▶ [WORK INSTRUCTIONS]
Taking each line of the records in turn, count those containing "JSON" and report only the number.

*** Begin section ***

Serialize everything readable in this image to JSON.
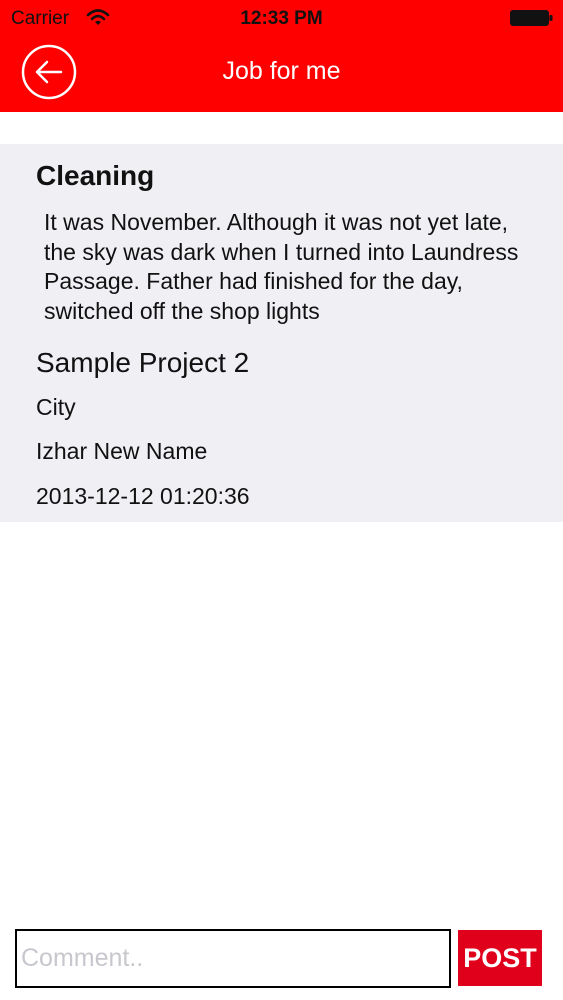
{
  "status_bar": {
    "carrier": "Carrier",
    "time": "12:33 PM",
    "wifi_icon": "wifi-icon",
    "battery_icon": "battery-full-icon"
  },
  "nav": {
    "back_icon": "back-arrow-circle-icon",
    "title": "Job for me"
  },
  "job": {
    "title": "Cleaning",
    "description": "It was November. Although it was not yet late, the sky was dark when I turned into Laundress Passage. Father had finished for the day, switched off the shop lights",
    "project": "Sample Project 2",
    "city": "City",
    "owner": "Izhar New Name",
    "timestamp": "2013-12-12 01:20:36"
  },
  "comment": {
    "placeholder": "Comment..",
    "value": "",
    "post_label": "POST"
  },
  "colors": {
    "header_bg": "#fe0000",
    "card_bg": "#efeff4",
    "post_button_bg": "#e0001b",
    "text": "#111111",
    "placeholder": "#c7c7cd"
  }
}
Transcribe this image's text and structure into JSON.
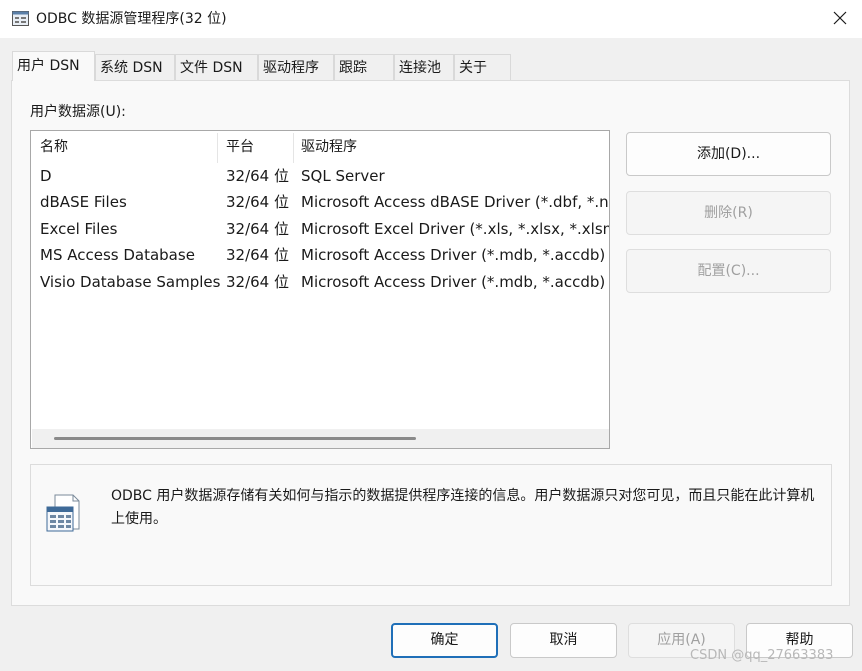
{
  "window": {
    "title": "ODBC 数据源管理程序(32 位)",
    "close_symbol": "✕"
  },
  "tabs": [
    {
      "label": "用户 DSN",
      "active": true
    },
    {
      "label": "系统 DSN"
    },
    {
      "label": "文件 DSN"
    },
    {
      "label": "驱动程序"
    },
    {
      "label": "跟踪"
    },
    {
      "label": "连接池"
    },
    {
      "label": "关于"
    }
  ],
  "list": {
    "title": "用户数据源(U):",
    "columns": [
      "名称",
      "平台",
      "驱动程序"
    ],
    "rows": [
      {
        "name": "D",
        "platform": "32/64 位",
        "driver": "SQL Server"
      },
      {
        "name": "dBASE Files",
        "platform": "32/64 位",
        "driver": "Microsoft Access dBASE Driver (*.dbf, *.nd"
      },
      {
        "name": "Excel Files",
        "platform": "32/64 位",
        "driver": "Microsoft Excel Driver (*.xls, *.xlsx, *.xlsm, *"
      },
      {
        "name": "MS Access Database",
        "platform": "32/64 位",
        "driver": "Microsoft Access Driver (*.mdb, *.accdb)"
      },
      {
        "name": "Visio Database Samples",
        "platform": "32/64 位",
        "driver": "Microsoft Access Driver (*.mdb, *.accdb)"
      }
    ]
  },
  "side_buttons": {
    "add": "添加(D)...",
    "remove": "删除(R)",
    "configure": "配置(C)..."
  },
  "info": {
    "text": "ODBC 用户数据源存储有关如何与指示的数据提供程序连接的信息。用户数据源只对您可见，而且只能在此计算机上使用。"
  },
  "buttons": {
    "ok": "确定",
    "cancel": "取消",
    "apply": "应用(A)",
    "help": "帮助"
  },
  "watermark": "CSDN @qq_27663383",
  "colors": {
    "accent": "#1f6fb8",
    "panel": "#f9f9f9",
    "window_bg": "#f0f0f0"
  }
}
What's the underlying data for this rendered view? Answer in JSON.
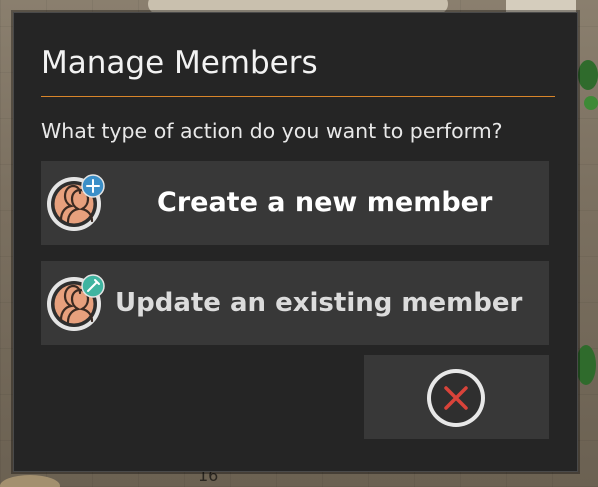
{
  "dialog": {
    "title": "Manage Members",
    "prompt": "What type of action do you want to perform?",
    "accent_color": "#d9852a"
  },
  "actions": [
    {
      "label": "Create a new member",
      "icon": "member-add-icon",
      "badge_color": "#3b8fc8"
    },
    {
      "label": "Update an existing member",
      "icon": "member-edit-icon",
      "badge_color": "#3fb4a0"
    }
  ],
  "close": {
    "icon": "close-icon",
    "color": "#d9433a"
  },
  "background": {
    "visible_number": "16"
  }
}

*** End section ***
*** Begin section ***

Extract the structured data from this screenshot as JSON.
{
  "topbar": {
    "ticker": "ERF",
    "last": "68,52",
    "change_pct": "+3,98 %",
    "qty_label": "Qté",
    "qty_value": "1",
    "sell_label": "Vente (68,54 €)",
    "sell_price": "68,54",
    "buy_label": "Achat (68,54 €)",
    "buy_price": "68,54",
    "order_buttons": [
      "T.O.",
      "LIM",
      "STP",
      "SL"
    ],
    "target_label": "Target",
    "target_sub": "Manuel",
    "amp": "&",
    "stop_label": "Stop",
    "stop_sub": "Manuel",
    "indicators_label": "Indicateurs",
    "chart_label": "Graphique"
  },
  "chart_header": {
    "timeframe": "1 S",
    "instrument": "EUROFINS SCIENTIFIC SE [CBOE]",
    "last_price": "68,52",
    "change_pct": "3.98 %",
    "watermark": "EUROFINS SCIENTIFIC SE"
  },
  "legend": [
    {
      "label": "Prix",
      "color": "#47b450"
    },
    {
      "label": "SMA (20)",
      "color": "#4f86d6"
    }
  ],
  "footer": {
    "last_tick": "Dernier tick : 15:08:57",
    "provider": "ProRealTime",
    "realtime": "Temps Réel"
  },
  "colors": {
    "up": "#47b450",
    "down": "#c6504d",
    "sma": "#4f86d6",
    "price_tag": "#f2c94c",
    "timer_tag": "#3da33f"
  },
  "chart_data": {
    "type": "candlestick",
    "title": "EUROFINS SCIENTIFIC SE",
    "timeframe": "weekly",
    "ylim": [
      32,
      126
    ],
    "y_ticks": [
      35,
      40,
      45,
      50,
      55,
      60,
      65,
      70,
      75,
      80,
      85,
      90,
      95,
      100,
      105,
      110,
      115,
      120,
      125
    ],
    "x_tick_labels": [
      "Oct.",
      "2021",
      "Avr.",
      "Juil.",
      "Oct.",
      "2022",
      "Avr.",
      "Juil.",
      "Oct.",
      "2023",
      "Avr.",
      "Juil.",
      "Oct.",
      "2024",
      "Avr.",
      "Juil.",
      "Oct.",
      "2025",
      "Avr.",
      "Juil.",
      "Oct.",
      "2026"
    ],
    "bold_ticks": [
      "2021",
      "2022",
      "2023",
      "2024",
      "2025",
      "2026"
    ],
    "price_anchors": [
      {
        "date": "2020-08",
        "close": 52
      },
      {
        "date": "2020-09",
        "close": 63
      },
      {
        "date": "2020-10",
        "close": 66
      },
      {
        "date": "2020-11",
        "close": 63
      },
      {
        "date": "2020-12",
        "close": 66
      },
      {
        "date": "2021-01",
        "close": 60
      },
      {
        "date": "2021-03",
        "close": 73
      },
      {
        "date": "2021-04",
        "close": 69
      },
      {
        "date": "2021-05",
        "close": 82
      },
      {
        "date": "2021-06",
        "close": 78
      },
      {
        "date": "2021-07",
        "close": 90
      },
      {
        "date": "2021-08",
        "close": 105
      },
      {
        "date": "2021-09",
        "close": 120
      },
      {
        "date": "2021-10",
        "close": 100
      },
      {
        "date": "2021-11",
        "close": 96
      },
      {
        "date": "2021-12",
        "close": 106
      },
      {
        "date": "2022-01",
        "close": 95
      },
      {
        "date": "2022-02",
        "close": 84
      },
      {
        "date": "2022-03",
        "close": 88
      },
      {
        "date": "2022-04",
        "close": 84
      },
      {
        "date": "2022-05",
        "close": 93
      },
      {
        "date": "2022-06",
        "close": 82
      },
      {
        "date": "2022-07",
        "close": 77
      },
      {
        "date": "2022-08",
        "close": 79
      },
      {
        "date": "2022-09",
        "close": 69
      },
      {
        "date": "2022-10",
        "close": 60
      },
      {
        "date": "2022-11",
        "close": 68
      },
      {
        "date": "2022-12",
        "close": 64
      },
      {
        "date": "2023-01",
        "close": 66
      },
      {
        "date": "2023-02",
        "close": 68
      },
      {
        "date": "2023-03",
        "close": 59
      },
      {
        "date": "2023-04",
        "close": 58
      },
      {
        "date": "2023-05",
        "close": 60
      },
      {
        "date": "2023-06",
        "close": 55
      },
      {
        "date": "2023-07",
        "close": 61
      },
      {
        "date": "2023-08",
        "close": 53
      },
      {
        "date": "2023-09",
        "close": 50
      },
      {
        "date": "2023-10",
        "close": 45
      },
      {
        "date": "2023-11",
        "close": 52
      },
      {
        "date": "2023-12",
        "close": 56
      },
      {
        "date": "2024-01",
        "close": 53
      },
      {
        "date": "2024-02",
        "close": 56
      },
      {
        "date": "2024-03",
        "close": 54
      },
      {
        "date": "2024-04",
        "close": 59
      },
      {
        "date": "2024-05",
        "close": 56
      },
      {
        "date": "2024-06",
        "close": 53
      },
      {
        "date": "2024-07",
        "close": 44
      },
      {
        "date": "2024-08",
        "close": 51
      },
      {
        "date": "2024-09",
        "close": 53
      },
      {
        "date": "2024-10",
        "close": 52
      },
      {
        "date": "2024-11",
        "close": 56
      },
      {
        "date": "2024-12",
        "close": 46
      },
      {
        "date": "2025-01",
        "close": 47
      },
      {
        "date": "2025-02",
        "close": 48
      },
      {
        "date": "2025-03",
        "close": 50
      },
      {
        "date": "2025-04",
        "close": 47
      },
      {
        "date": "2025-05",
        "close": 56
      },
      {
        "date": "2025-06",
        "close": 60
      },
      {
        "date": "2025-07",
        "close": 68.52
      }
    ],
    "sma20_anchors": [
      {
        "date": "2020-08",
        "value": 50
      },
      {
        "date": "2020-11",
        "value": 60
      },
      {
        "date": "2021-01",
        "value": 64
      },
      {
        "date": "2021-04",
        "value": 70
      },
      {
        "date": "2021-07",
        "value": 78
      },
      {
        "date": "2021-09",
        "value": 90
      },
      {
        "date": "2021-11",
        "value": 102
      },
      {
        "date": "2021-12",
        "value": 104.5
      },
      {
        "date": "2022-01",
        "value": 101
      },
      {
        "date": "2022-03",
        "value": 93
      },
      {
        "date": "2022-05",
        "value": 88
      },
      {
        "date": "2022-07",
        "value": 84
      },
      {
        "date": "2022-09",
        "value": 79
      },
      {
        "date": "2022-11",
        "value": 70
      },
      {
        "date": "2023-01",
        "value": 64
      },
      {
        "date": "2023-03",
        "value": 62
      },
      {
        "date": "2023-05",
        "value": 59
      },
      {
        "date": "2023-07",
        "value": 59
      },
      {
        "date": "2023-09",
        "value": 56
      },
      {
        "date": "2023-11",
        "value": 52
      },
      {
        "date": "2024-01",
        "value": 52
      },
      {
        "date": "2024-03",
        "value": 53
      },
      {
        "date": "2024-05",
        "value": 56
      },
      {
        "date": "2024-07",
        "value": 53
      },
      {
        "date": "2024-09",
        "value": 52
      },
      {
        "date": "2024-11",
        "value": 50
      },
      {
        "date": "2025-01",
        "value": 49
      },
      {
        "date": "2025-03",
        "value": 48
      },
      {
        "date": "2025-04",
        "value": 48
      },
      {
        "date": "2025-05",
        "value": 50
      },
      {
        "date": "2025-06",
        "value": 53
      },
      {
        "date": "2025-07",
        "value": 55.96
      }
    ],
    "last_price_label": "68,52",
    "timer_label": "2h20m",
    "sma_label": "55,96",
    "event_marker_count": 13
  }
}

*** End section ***

▶ [OUTPUT BELOW]
4